### WORK TO BE COMPLETED
Spot each line in the data below containing "allowed" and copy it.

### PROVIDED RECORDS
▼

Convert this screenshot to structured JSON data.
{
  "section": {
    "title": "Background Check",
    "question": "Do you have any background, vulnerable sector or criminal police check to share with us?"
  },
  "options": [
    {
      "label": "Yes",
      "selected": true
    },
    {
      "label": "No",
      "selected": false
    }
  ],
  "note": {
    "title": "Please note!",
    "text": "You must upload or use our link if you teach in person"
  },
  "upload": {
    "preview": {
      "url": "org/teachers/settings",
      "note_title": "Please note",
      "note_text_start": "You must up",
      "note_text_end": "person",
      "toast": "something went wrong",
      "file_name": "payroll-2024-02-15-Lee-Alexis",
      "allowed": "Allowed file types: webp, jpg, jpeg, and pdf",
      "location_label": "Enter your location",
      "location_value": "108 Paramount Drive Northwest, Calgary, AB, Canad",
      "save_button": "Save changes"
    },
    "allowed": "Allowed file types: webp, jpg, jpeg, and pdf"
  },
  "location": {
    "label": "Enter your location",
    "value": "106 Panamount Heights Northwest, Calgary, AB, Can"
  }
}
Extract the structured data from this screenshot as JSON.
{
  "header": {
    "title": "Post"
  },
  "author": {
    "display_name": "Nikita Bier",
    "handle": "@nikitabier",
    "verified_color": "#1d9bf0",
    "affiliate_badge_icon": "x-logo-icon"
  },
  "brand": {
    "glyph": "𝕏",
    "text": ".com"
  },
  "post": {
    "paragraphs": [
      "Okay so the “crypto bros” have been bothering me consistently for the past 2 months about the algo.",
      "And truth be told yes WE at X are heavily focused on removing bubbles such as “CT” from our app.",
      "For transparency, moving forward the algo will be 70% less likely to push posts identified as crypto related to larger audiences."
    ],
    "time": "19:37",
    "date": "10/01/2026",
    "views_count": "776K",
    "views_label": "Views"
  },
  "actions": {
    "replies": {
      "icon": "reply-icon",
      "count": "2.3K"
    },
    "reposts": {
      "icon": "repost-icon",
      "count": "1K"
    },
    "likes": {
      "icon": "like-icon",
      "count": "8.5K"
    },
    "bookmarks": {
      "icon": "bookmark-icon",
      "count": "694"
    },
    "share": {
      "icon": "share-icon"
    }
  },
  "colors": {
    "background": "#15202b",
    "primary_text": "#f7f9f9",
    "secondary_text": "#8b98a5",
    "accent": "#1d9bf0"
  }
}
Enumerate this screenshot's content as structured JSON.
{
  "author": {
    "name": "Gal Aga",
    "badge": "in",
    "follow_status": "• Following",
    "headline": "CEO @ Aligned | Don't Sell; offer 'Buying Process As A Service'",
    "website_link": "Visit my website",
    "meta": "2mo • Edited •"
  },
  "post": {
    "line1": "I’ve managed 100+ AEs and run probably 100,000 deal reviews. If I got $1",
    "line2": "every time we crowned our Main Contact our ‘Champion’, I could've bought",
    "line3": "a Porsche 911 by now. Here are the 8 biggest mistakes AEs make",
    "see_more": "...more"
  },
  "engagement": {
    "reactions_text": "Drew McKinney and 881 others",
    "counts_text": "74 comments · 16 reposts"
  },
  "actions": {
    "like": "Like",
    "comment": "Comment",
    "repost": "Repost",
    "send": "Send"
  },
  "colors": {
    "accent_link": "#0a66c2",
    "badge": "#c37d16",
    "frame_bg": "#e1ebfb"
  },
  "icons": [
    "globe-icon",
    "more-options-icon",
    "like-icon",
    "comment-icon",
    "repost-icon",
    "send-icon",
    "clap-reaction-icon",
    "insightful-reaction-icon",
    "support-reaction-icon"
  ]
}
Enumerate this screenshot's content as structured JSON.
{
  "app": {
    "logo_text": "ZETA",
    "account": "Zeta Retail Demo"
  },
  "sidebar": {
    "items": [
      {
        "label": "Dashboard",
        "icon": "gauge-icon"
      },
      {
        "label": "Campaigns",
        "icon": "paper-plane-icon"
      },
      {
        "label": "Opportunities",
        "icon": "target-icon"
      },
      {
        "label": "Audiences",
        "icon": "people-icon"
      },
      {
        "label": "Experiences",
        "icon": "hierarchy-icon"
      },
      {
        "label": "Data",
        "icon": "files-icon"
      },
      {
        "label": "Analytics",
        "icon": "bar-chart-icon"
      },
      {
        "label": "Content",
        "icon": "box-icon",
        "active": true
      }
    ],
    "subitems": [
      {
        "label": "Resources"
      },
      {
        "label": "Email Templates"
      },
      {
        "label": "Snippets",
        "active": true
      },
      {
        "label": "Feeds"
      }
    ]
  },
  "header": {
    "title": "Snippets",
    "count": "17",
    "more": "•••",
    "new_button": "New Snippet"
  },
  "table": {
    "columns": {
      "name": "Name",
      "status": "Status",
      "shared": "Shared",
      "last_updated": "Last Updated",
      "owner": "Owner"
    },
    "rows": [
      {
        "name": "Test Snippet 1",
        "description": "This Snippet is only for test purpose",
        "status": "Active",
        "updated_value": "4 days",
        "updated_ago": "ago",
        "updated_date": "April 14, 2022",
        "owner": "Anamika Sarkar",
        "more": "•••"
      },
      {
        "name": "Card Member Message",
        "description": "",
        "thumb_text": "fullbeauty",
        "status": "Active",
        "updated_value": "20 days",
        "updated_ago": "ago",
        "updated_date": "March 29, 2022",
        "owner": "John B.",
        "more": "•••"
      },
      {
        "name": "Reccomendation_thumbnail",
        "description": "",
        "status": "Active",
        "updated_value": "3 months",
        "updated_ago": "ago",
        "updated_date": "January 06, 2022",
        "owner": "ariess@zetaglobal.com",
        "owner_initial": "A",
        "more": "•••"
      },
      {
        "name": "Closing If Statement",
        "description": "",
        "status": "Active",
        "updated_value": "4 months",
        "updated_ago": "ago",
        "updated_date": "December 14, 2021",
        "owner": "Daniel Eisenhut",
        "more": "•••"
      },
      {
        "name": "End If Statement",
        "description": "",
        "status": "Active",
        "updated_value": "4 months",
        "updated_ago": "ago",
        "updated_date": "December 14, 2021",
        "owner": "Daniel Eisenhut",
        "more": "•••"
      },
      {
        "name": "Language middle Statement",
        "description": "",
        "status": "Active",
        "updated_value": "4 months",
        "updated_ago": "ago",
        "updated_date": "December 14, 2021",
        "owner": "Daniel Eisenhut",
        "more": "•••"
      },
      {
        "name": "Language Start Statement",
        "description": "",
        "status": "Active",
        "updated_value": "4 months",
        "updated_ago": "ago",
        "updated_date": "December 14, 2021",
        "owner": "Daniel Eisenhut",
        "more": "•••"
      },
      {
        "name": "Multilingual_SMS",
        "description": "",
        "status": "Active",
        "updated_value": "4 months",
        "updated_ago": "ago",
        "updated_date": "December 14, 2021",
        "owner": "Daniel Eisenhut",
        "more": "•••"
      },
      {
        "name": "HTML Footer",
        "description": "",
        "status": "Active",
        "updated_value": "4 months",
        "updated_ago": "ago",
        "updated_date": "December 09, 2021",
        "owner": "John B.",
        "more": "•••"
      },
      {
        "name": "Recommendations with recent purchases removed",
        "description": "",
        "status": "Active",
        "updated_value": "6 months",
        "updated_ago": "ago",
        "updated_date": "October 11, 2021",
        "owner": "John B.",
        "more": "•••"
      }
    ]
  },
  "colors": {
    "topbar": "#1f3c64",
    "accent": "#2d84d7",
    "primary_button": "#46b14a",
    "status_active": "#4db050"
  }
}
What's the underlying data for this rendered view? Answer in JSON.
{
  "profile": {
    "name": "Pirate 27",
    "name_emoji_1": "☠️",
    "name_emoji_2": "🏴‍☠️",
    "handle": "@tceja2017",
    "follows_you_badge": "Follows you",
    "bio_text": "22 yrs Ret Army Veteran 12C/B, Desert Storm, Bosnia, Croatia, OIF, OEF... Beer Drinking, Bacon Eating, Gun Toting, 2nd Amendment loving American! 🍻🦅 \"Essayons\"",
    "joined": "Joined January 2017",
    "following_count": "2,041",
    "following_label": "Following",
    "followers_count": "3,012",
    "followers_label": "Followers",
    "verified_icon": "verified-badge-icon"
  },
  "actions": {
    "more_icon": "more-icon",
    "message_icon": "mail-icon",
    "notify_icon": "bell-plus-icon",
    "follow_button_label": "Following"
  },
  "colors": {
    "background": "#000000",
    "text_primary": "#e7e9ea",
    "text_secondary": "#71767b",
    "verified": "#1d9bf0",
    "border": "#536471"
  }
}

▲

### EXERCISE SOLUTION
      "allowed": "Allowed file types: webp, jpg, jpeg, and pdf",
    "allowed": "Allowed file types: webp, jpg, jpeg, and pdf"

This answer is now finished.